What is being asked: All of the data below should be repeated exactly. Pictures should not be included.

Dataset rows describing interfaces

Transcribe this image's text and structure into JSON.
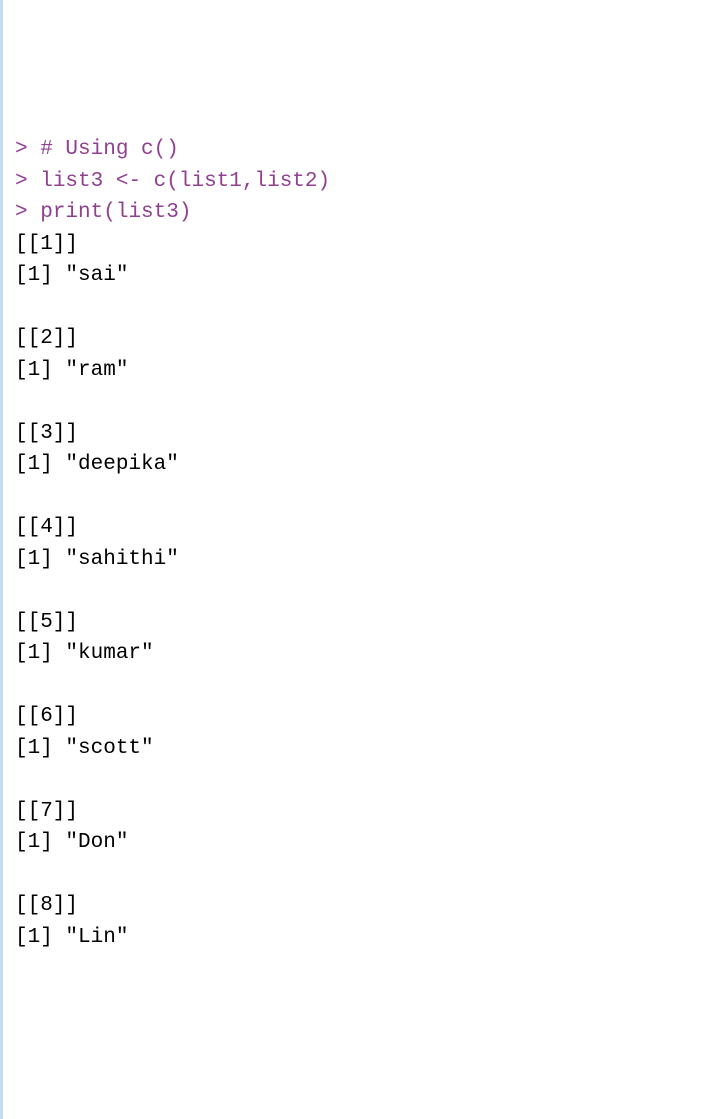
{
  "code": {
    "line1": {
      "prompt": "> ",
      "comment": "# Using c()"
    },
    "line2": {
      "prompt": "> ",
      "var1": "list3 ",
      "op": "<- ",
      "func": "c",
      "lparen": "(",
      "arg1": "list1",
      "comma": ",",
      "arg2": "list2",
      "rparen": ")"
    },
    "line3": {
      "prompt": "> ",
      "func": "print",
      "lparen": "(",
      "arg": "list3",
      "rparen": ")"
    }
  },
  "output": {
    "items": [
      {
        "index": "[[1]]",
        "value": "[1] \"sai\""
      },
      {
        "index": "[[2]]",
        "value": "[1] \"ram\""
      },
      {
        "index": "[[3]]",
        "value": "[1] \"deepika\""
      },
      {
        "index": "[[4]]",
        "value": "[1] \"sahithi\""
      },
      {
        "index": "[[5]]",
        "value": "[1] \"kumar\""
      },
      {
        "index": "[[6]]",
        "value": "[1] \"scott\""
      },
      {
        "index": "[[7]]",
        "value": "[1] \"Don\""
      },
      {
        "index": "[[8]]",
        "value": "[1] \"Lin\""
      }
    ]
  }
}
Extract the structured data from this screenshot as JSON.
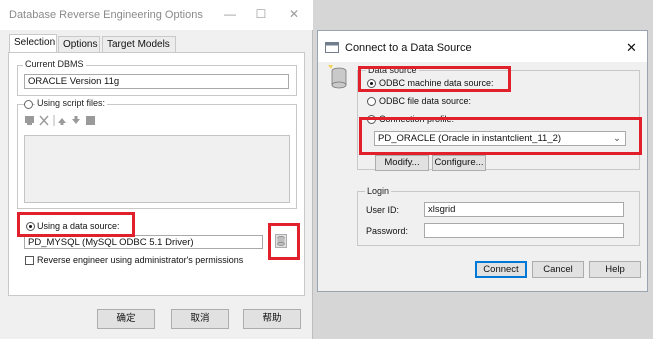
{
  "left": {
    "title": "Database Reverse Engineering Options",
    "window_controls": {
      "minimize": "—",
      "maximize": "☐",
      "close": "✕"
    },
    "tabs": [
      "Selection",
      "Options",
      "Target Models"
    ],
    "current_dbms_label": "Current DBMS",
    "current_dbms_value": "ORACLE Version 11g",
    "script_files_label": "Using script files:",
    "data_source_label": "Using a data source:",
    "data_source_value": "PD_MYSQL (MySQL ODBC 5.1 Driver)",
    "admin_check_label": "Reverse engineer using administrator's permissions",
    "buttons": {
      "ok": "确定",
      "cancel": "取消",
      "help": "帮助"
    }
  },
  "right": {
    "title": "Connect to a Data Source",
    "close": "✕",
    "data_source_group": "Data source",
    "options": {
      "machine": "ODBC machine data source:",
      "file": "ODBC file data source:",
      "profile": "Connection profile:"
    },
    "selected_source": "PD_ORACLE (Oracle in instantclient_11_2)",
    "modify": "Modify...",
    "configure": "Configure...",
    "login_group": "Login",
    "user_id_label": "User ID:",
    "user_id_value": "xlsgrid",
    "password_label": "Password:",
    "password_value": "",
    "buttons": {
      "connect": "Connect",
      "cancel": "Cancel",
      "help": "Help"
    }
  },
  "colors": {
    "highlight": "#e0212b",
    "selection_blue": "#0078d7"
  }
}
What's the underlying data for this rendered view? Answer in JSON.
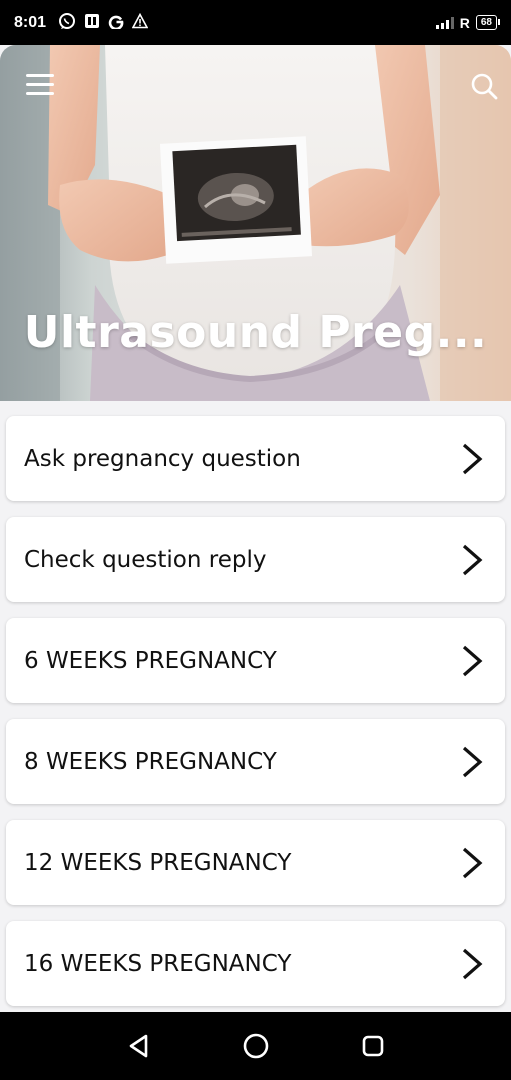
{
  "status_bar": {
    "time": "8:01",
    "left_icons": [
      "whatsapp-icon",
      "document-icon",
      "google-icon",
      "warning-icon"
    ],
    "network_label": "R",
    "battery": "68"
  },
  "header": {
    "title": "Ultrasound Preg...",
    "menu_icon": "hamburger-menu-icon",
    "search_icon": "search-icon"
  },
  "list": {
    "items": [
      {
        "label": "Ask pregnancy question"
      },
      {
        "label": "Check question reply"
      },
      {
        "label": "6 WEEKS PREGNANCY"
      },
      {
        "label": "8 WEEKS PREGNANCY"
      },
      {
        "label": "12 WEEKS PREGNANCY"
      },
      {
        "label": "16 WEEKS PREGNANCY"
      }
    ],
    "item_icon": "chevron-right-icon"
  },
  "nav_bar": {
    "buttons": [
      "back-icon",
      "home-icon",
      "recents-icon"
    ]
  },
  "colors": {
    "status_bar_bg": "#000000",
    "card_bg": "#ffffff",
    "page_bg": "#f3f3f5",
    "text": "#111111"
  }
}
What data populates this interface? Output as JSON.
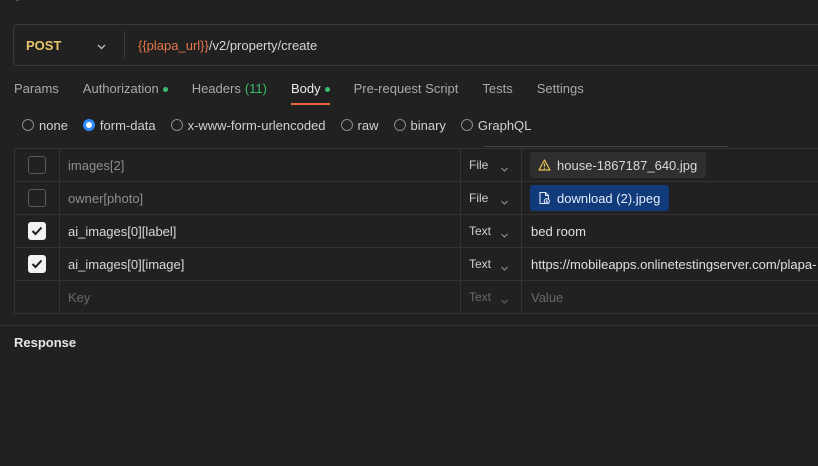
{
  "request": {
    "method": "POST",
    "url_variable": "{{plapa_url}}",
    "url_path": "/v2/property/create"
  },
  "tabs": [
    {
      "label": "Params",
      "dot": false,
      "count": ""
    },
    {
      "label": "Authorization",
      "dot": true,
      "count": ""
    },
    {
      "label": "Headers",
      "dot": false,
      "count": "(11)"
    },
    {
      "label": "Body",
      "dot": true,
      "count": "",
      "active": true
    },
    {
      "label": "Pre-request Script",
      "dot": false,
      "count": ""
    },
    {
      "label": "Tests",
      "dot": false,
      "count": ""
    },
    {
      "label": "Settings",
      "dot": false,
      "count": ""
    }
  ],
  "body_types": [
    {
      "label": "none",
      "selected": false
    },
    {
      "label": "form-data",
      "selected": true
    },
    {
      "label": "x-www-form-urlencoded",
      "selected": false
    },
    {
      "label": "raw",
      "selected": false
    },
    {
      "label": "binary",
      "selected": false
    },
    {
      "label": "GraphQL",
      "selected": false
    }
  ],
  "form_rows": [
    {
      "checked": false,
      "key": "images[2]",
      "type": "File",
      "value": "house-1867187_640.jpg",
      "value_kind": "warning-file"
    },
    {
      "checked": false,
      "key": "owner[photo]",
      "type": "File",
      "value": "download (2).jpeg",
      "value_kind": "file"
    },
    {
      "checked": true,
      "key": "ai_images[0][label]",
      "type": "Text",
      "value": "bed room",
      "value_kind": "text"
    },
    {
      "checked": true,
      "key": "ai_images[0][image]",
      "type": "Text",
      "value": "https://mobileapps.onlinetestingserver.com/plapa-",
      "value_kind": "text"
    }
  ],
  "placeholder_row": {
    "key": "Key",
    "type": "Text",
    "value": "Value"
  },
  "response_label": "Response",
  "colors": {
    "accent": "#e9663a",
    "method": "#e9c46a",
    "variable": "#e5774a",
    "status_dot": "#3dbe6c",
    "radio": "#2e8bff"
  }
}
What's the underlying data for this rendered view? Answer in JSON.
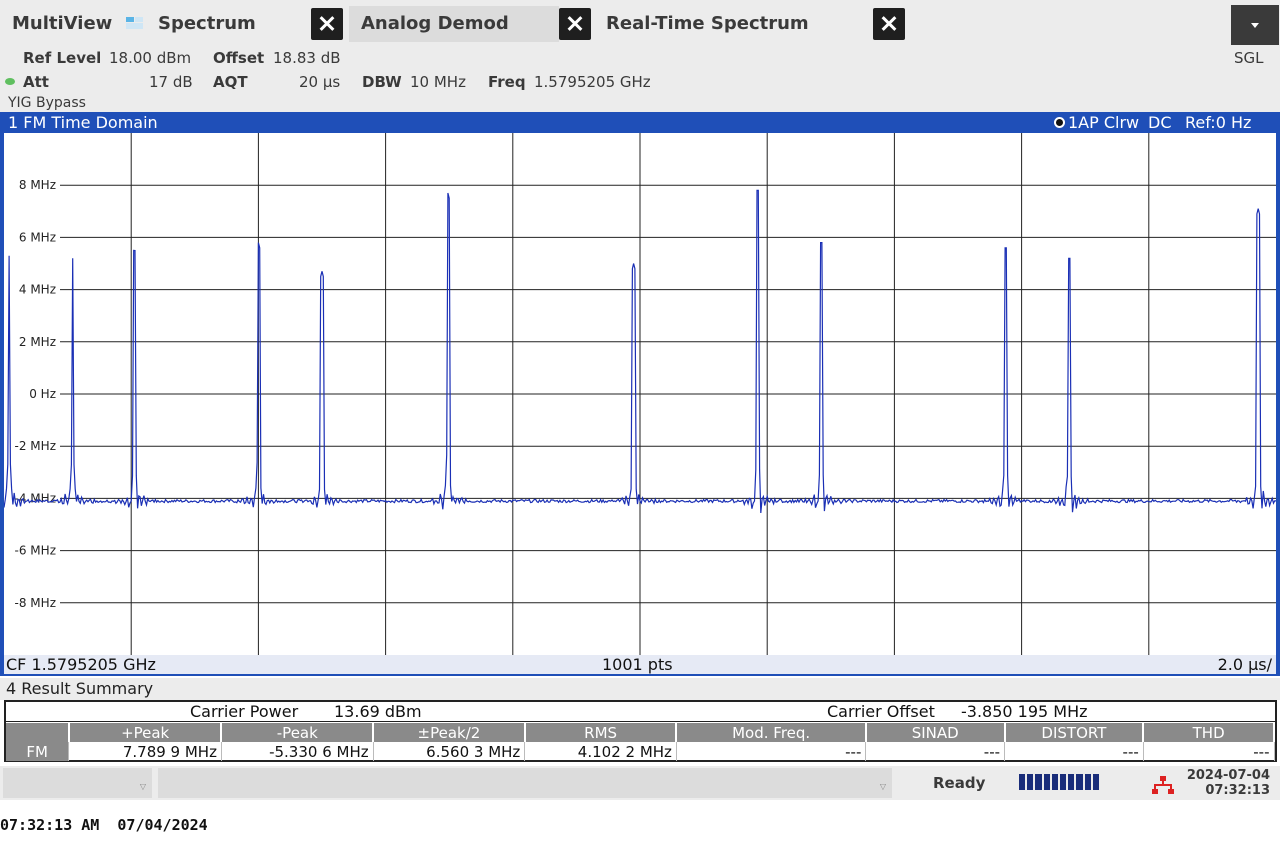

Solution below:
Transcribe this image's text and structure into JSON.
{
  "code": {
    "line1": {
      "prompt": "> ",
      "comment": "# Using c()"
    },
    "line2": {
      "prompt": "> ",
      "var1": "list3 ",
      "op": "<- ",
      "func": "c",
      "lparen": "(",
      "arg1": "list1",
      "comma": ",",
      "arg2": "list2",
      "rparen": ")"
    },
    "line3": {
      "prompt": "> ",
      "func": "print",
      "lparen": "(",
      "arg": "list3",
      "rparen": ")"
    }
  },
  "output": {
    "items": [
      {
        "index": "[[1]]",
        "value": "[1] \"sai\""
      },
      {
        "index": "[[2]]",
        "value": "[1] \"ram\""
      },
      {
        "index": "[[3]]",
        "value": "[1] \"deepika\""
      },
      {
        "index": "[[4]]",
        "value": "[1] \"sahithi\""
      },
      {
        "index": "[[5]]",
        "value": "[1] \"kumar\""
      },
      {
        "index": "[[6]]",
        "value": "[1] \"scott\""
      },
      {
        "index": "[[7]]",
        "value": "[1] \"Don\""
      },
      {
        "index": "[[8]]",
        "value": "[1] \"Lin\""
      }
    ]
  }
}
Extract the structured data from this screenshot as JSON.
{
  "left": {
    "title": "Database Reverse Engineering Options",
    "window_controls": {
      "minimize": "—",
      "maximize": "☐",
      "close": "✕"
    },
    "tabs": [
      "Selection",
      "Options",
      "Target Models"
    ],
    "current_dbms_label": "Current DBMS",
    "current_dbms_value": "ORACLE Version 11g",
    "script_files_label": "Using script files:",
    "data_source_label": "Using a data source:",
    "data_source_value": "PD_MYSQL (MySQL ODBC 5.1 Driver)",
    "admin_check_label": "Reverse engineer using administrator's permissions",
    "buttons": {
      "ok": "确定",
      "cancel": "取消",
      "help": "帮助"
    }
  },
  "right": {
    "title": "Connect to a Data Source",
    "close": "✕",
    "data_source_group": "Data source",
    "options": {
      "machine": "ODBC machine data source:",
      "file": "ODBC file data source:",
      "profile": "Connection profile:"
    },
    "selected_source": "PD_ORACLE (Oracle in instantclient_11_2)",
    "modify": "Modify...",
    "configure": "Configure...",
    "login_group": "Login",
    "user_id_label": "User ID:",
    "user_id_value": "xlsgrid",
    "password_label": "Password:",
    "password_value": "",
    "buttons": {
      "connect": "Connect",
      "cancel": "Cancel",
      "help": "Help"
    }
  },
  "colors": {
    "highlight": "#e0212b",
    "selection_blue": "#0078d7"
  }
}
What's the underlying data for this rendered view? Answer in JSON.
{
  "status_bar": {
    "time": "8:01",
    "left_icons": [
      "whatsapp-icon",
      "document-icon",
      "google-icon",
      "warning-icon"
    ],
    "network_label": "R",
    "battery": "68"
  },
  "header": {
    "title": "Ultrasound Preg...",
    "menu_icon": "hamburger-menu-icon",
    "search_icon": "search-icon"
  },
  "list": {
    "items": [
      {
        "label": "Ask pregnancy question"
      },
      {
        "label": "Check question reply"
      },
      {
        "label": "6 WEEKS PREGNANCY"
      },
      {
        "label": "8 WEEKS PREGNANCY"
      },
      {
        "label": "12 WEEKS PREGNANCY"
      },
      {
        "label": "16 WEEKS PREGNANCY"
      }
    ],
    "item_icon": "chevron-right-icon"
  },
  "nav_bar": {
    "buttons": [
      "back-icon",
      "home-icon",
      "recents-icon"
    ]
  },
  "colors": {
    "status_bar_bg": "#000000",
    "card_bg": "#ffffff",
    "page_bg": "#f3f3f5",
    "text": "#111111"
  }
}
What data populates this interface? Output as JSON.
{
  "request": {
    "method": "POST",
    "url_variable": "{{plapa_url}}",
    "url_path": "/v2/property/create"
  },
  "tabs": [
    {
      "label": "Params",
      "dot": false,
      "count": ""
    },
    {
      "label": "Authorization",
      "dot": true,
      "count": ""
    },
    {
      "label": "Headers",
      "dot": false,
      "count": "(11)"
    },
    {
      "label": "Body",
      "dot": true,
      "count": "",
      "active": true
    },
    {
      "label": "Pre-request Script",
      "dot": false,
      "count": ""
    },
    {
      "label": "Tests",
      "dot": false,
      "count": ""
    },
    {
      "label": "Settings",
      "dot": false,
      "count": ""
    }
  ],
  "body_types": [
    {
      "label": "none",
      "selected": false
    },
    {
      "label": "form-data",
      "selected": true
    },
    {
      "label": "x-www-form-urlencoded",
      "selected": false
    },
    {
      "label": "raw",
      "selected": false
    },
    {
      "label": "binary",
      "selected": false
    },
    {
      "label": "GraphQL",
      "selected": false
    }
  ],
  "form_rows": [
    {
      "checked": false,
      "key": "images[2]",
      "type": "File",
      "value": "house-1867187_640.jpg",
      "value_kind": "warning-file"
    },
    {
      "checked": false,
      "key": "owner[photo]",
      "type": "File",
      "value": "download (2).jpeg",
      "value_kind": "file"
    },
    {
      "checked": true,
      "key": "ai_images[0][label]",
      "type": "Text",
      "value": "bed room",
      "value_kind": "text"
    },
    {
      "checked": true,
      "key": "ai_images[0][image]",
      "type": "Text",
      "value": "https://mobileapps.onlinetestingserver.com/plapa-",
      "value_kind": "text"
    }
  ],
  "placeholder_row": {
    "key": "Key",
    "type": "Text",
    "value": "Value"
  },
  "response_label": "Response",
  "colors": {
    "accent": "#e9663a",
    "method": "#e9c46a",
    "variable": "#e5774a",
    "status_dot": "#3dbe6c",
    "radio": "#2e8bff"
  }
}
What's the underlying data for this rendered view? Answer in JSON.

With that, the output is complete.